As he watched his father come towards him, Jason stopped crying, but he started again when he felt himself being hugged. This time the crying was so different from before that it was like doing something else.
“What’s the matter?” his father said. “Didn’t you like the movie?”
Jason couldn’t say what had frightened him. His father’s physical presence—his body beneath the rough wet wool of his jacket—caused him not to be able to summon the images or the fear, even when he tried.
“Everything stopped,” he said. He spoke sideways against his father’s chest, and he knew that he had not explained anything. “I don’t know,” he said.
His father continued to hold him, then tightened his grasp slightly before letting go. He stepped across the gravelled bed and knelt down by the tracks as if he were going to say a prayer, but instead he put his ear to the rail and shut his eyes for a moment. Then he stood up.
“We can cross now,” he said. “It’s OK Nothing’s coming.”
They started then across the trestle walkway. His father went first and Jason followed behind.
“Evan called us,” his father said. “He called from the movie. He was worried, but your mother and I—we knew everything was all right.”
“I was scared,” Jason said. “I was really scared.”
“I know, but you scared yourself,” his father said. His voice ahead of Jason was strong and confident. “Everything was OK all along. There was never anything to be scared of, really.”
Jason, for the first time in his life, wasn’t sure he believed what his father told him, but he couldn’t think how to answer. During the walk which led them across the gully and home, he tried several times to come back to his father’s words and consider them. He couldn’t make them fit what had happened, though, and he even began having trouble remembering exactly what they were.

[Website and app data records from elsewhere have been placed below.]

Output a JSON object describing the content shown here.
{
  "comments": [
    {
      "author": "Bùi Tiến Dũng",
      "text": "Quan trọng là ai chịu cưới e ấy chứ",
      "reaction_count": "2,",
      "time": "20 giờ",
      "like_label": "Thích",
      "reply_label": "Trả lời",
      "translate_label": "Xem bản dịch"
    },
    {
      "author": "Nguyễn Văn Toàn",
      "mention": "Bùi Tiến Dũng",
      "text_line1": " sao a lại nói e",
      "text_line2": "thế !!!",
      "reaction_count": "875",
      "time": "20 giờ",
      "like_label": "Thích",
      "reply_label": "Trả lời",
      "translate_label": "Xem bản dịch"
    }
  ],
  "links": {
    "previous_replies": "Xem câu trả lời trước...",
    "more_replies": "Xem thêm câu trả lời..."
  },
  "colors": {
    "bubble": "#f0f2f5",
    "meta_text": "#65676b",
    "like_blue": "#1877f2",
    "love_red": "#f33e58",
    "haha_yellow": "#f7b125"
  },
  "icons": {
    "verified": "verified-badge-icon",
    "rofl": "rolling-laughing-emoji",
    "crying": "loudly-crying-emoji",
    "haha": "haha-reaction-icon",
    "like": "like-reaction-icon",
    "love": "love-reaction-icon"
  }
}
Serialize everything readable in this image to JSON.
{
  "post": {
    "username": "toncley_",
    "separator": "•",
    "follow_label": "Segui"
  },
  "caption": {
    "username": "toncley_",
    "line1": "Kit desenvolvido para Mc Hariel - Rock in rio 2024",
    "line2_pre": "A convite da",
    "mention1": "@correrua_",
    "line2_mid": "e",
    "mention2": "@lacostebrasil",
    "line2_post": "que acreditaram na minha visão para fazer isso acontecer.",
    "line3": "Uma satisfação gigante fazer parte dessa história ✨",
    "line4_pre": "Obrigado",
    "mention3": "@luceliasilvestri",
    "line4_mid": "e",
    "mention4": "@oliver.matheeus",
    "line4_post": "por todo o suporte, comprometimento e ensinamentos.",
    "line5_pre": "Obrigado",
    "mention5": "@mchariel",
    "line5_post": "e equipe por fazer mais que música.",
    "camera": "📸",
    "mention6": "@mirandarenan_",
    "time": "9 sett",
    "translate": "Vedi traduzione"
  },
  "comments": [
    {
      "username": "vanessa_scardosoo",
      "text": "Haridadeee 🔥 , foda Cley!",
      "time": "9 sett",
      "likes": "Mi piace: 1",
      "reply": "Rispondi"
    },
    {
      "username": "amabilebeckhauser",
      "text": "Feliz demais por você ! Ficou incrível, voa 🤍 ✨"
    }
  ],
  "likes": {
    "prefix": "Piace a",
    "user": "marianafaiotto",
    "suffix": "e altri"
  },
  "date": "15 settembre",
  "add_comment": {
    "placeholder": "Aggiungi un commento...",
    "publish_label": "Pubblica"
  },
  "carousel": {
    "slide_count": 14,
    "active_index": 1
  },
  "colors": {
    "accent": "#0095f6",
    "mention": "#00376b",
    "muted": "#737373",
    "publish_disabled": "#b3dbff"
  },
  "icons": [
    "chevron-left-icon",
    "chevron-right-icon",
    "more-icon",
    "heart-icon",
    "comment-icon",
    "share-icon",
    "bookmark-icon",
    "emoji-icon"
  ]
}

What seemed to matter finally was the picture, the solid images he knew were real: his father’s broad back like a checkerboard, damp in the fog and almost steaming, his right hand holding firmly to the railing, but his black church shoes stepping as carelessly along the slatted wooden walkway as if there had not been a 60-foot drop beneath.